At the Berkshire Community College Intermodal Gallery, housed in the Pittsfield bus station, painter Don Orcutt presents recent works that he likes to describe as “surrealism with a John Cleese attitude.” Inspired by artists Max Ernst and Salvador Dalí, many of Orcutt’s oils have a whimsical side, like “The Emperor’s New Head,” where a large head is afloat in a medieval-like parade.
Photographer Drew Finn, whose crisp images can be found at The Marketplace Cafe, takes inspiration from Italy, such as the enchanting alleyways and cemeteries of Milan. Closer to home, morning sunlight pours onto a dense forest in Dalton, in a wondrous photo called “Wonderland,” illuminating the verdant backdrop of ferns, trees, and a rushing creek.
Landscape artist Marion Grant, whose works can be seen at the Kinderhook Real Estate office in Crawford Square, uses her Richmond farm as a muse for her oil paintings. The velvety green fields of grass and rolled hay easily seduce.
With Artswalk having made a huge impact on the local economy in less than a year, it’s not surprising that other communities are taking a good look at McGinnis’s prototype. She is hard at work on a business model that cities can emulate. She is also quick to point out that it took far more effort than her own to ensure that First Fridays Artwalk would not only come to fruition but also succeed.
“An idea is just an idea until it’s put into action. Once born, it can only flourish under the watchful eye of many,” says McGinnis.
Dining on tapas and listening to live jazz at Mission Bar and Tapas after my night of seeing art, I wanted to thank McGinnis for her artful activism and a fun night out in Pittsfield.

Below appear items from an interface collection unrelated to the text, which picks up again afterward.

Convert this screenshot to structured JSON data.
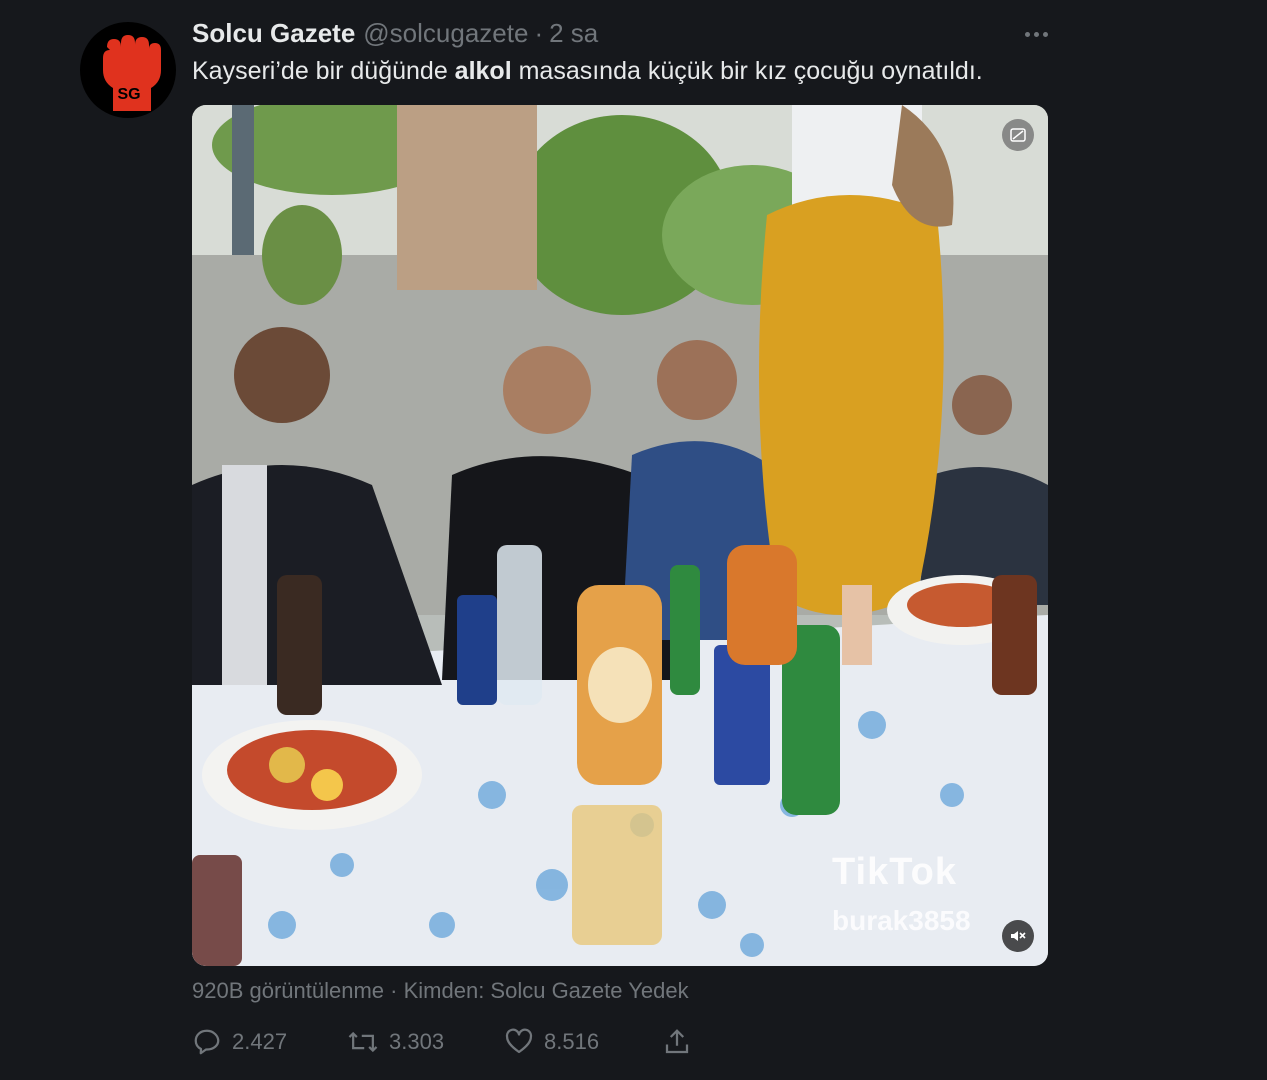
{
  "tweet": {
    "author_name": "Solcu Gazete",
    "handle": "@solcugazete",
    "separator": "·",
    "time": "2 sa",
    "avatar_text": "SG",
    "text_before": "Kayseri’de bir düğünde ",
    "text_bold": "alkol",
    "text_after": " masasında küçük bir kız çocuğu oynatıldı.",
    "more_icon": "more-dots-icon"
  },
  "media": {
    "type": "video",
    "watermark_app": "TikTok",
    "watermark_user": "burak3858",
    "badge_icon": "gif-badge-icon",
    "mute_icon": "muted-speaker-icon"
  },
  "meta": {
    "views": "920B görüntülenme",
    "separator": "·",
    "source": "Kimden: Solcu Gazete Yedek"
  },
  "actions": {
    "reply_count": "2.427",
    "retweet_count": "3.303",
    "like_count": "8.516",
    "reply_icon": "reply-icon",
    "retweet_icon": "retweet-icon",
    "like_icon": "heart-icon",
    "share_icon": "share-icon"
  },
  "colors": {
    "background": "#16181c",
    "primary_text": "#e7e9ea",
    "secondary_text": "#71767b",
    "avatar_red": "#e0321e"
  }
}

Stephen Jermanok can be reached at www.activetravels.com.